Monitoring is the bedrock of efficiency in any heating system, but with heat networks it’s even more important because of the interconnectedness of all the component parts.

To achieve a heat network’s full potential energy savings, you must continuously and meticulously measure and monitor its performance, correcting issues as soon as they occur. Having a clear understanding of what optimum functioning looks like means faults can be spotted quickly. It also provides essential insights into occupancy rates and peak usage periods, enabling accurate tailoring of heat supply to minimise network losses. 

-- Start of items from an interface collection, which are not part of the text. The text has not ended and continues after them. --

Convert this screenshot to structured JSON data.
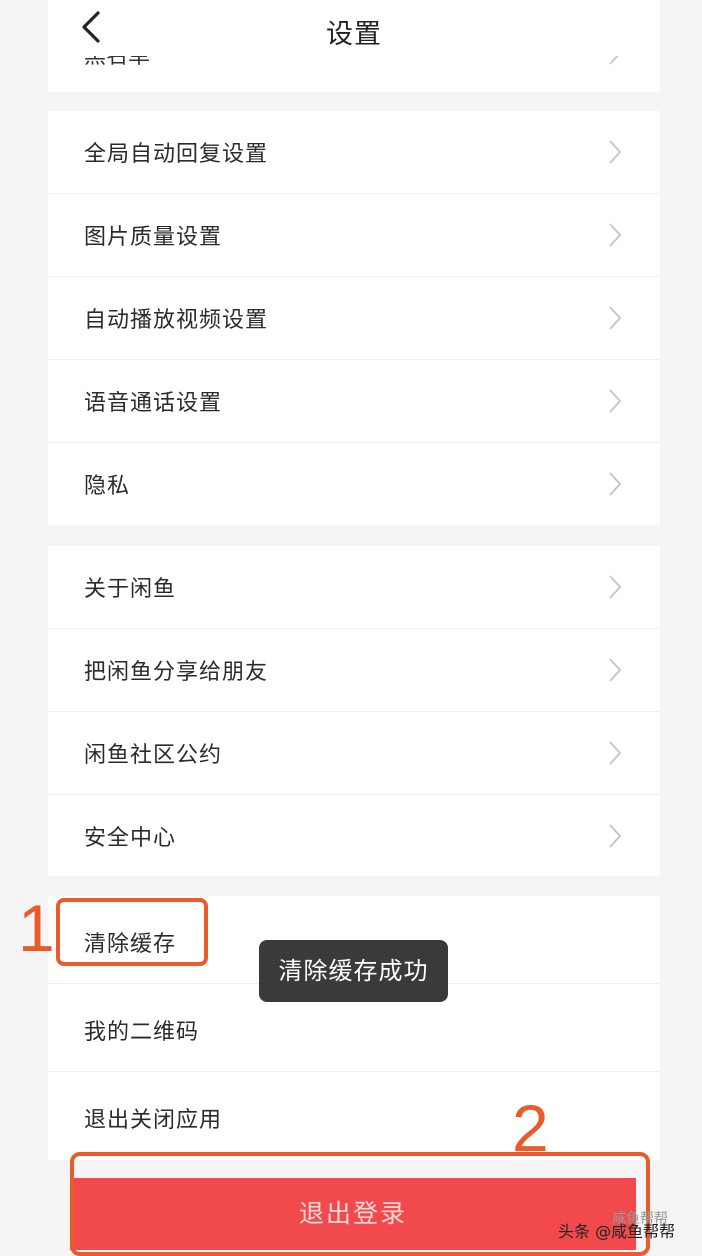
{
  "header": {
    "title": "设置"
  },
  "partial_row": {
    "label": "黑名单"
  },
  "groups": [
    {
      "items": [
        {
          "label": "全局自动回复设置"
        },
        {
          "label": "图片质量设置"
        },
        {
          "label": "自动播放视频设置"
        },
        {
          "label": "语音通话设置"
        },
        {
          "label": "隐私"
        }
      ]
    },
    {
      "items": [
        {
          "label": "关于闲鱼"
        },
        {
          "label": "把闲鱼分享给朋友"
        },
        {
          "label": "闲鱼社区公约"
        },
        {
          "label": "安全中心"
        }
      ]
    },
    {
      "items": [
        {
          "label": "清除缓存"
        },
        {
          "label": "我的二维码"
        },
        {
          "label": "退出关闭应用"
        }
      ]
    }
  ],
  "logout_label": "退出登录",
  "toast": "清除缓存成功",
  "annotations": {
    "step1": "1",
    "step2": "2"
  },
  "watermark": {
    "text": "头条 @咸鱼帮帮",
    "faint": "咸鱼帮帮"
  },
  "colors": {
    "accent": "#f24a4c",
    "annotation": "#ea5b2c"
  }
}
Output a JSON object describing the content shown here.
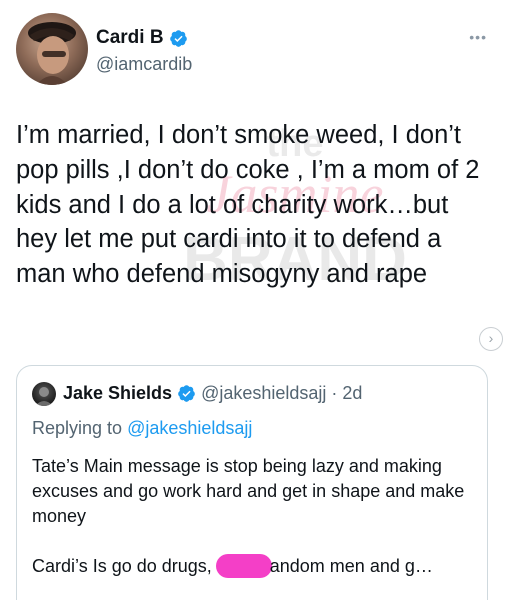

With new emerging technologies, such as cloud-based dashboards with real-time data, consistent monitoring is now far easier than it once was, and the return on investment is rapid. At Insite, we use our own in-house cloud-based client portal, VANTAGE. This presents essential real-time performance data on a colour-coded dashboard, making it easy to spot issues at a glance.

Metering matters

Effective metering is another crucial element to ensuring your organisation can meet its new regulatory obligations. Smart meters must be used wherever possible, and all meters should be replaced when they near the end of their expected life. If they fail, bills will be inaccurate, leading to residents being over- or undercharged, and making it difficult to manage heat network financials. 

Meters can also help to identify any abnormal consumption levels that could be an indication of a system fault. And they can provide households with real-time energy usage data in line with transparency requirements. 

Information and communication

There are other advantages to giving residents access to their consumption data, besides meeting the incoming obligations for billing transparency and frequency, and smart metering. When people can see in real-time how much heat and power they’re consuming, for instance, via a pay-as-you-go (PAYG) metering system combined with a web-app on their mobile phone, their energy use drops by around 24% on average. It also makes it much easier to coordinate household budgets, so energy debt - a major contributor to the overall cost of heat networks - is around 13 times lower than in similar properties that are credit billed. Investing in this kind of technology at the present time is therefore well worth thinking about.  

Now is also a good time to overhaul your other resident-communication channels to see if there is any room for improvement. Co-operation and communication will be vital to help ensure your residents understand how the new regulations will affect them and what their responsibilities are. In some cases, they might not actually know they’re on a heat network, or what this means. Or they may feel, because it’s a communal system, there’s nothing they can do to make a difference to their bills and emissions, which is far from true. Everything you can do to help them understand the situation will be well worth the effort. This is also a ‘good-news’ opportunity that could help to strengthen relationships – the legislative changes are designed to benefit them, after all. 

Help is out there

Reviewing or putting in place new procedures and processes always takes time, and residents need notice of any changes that affect them, as well. So, if you haven’t already begun to prepare for the new regulations, start now. 

If this feels daunting, remember that help is available. Your metering & billing and/or maintenance providers should be aware of what’s coming and willing to help you get your systems in order, reduce costs, and get the most out of your equipment. Lean on their expertise to help you plan for the road ahead.

*Source:  Barbour ABI Heat Networks Planning Database software, https://data.barbour-abi.com/smart-map/repd/beis/?type=heat_network

Gareth Copland is group operations director at Insite Energy

For more information visit insite-energy.co.uk/business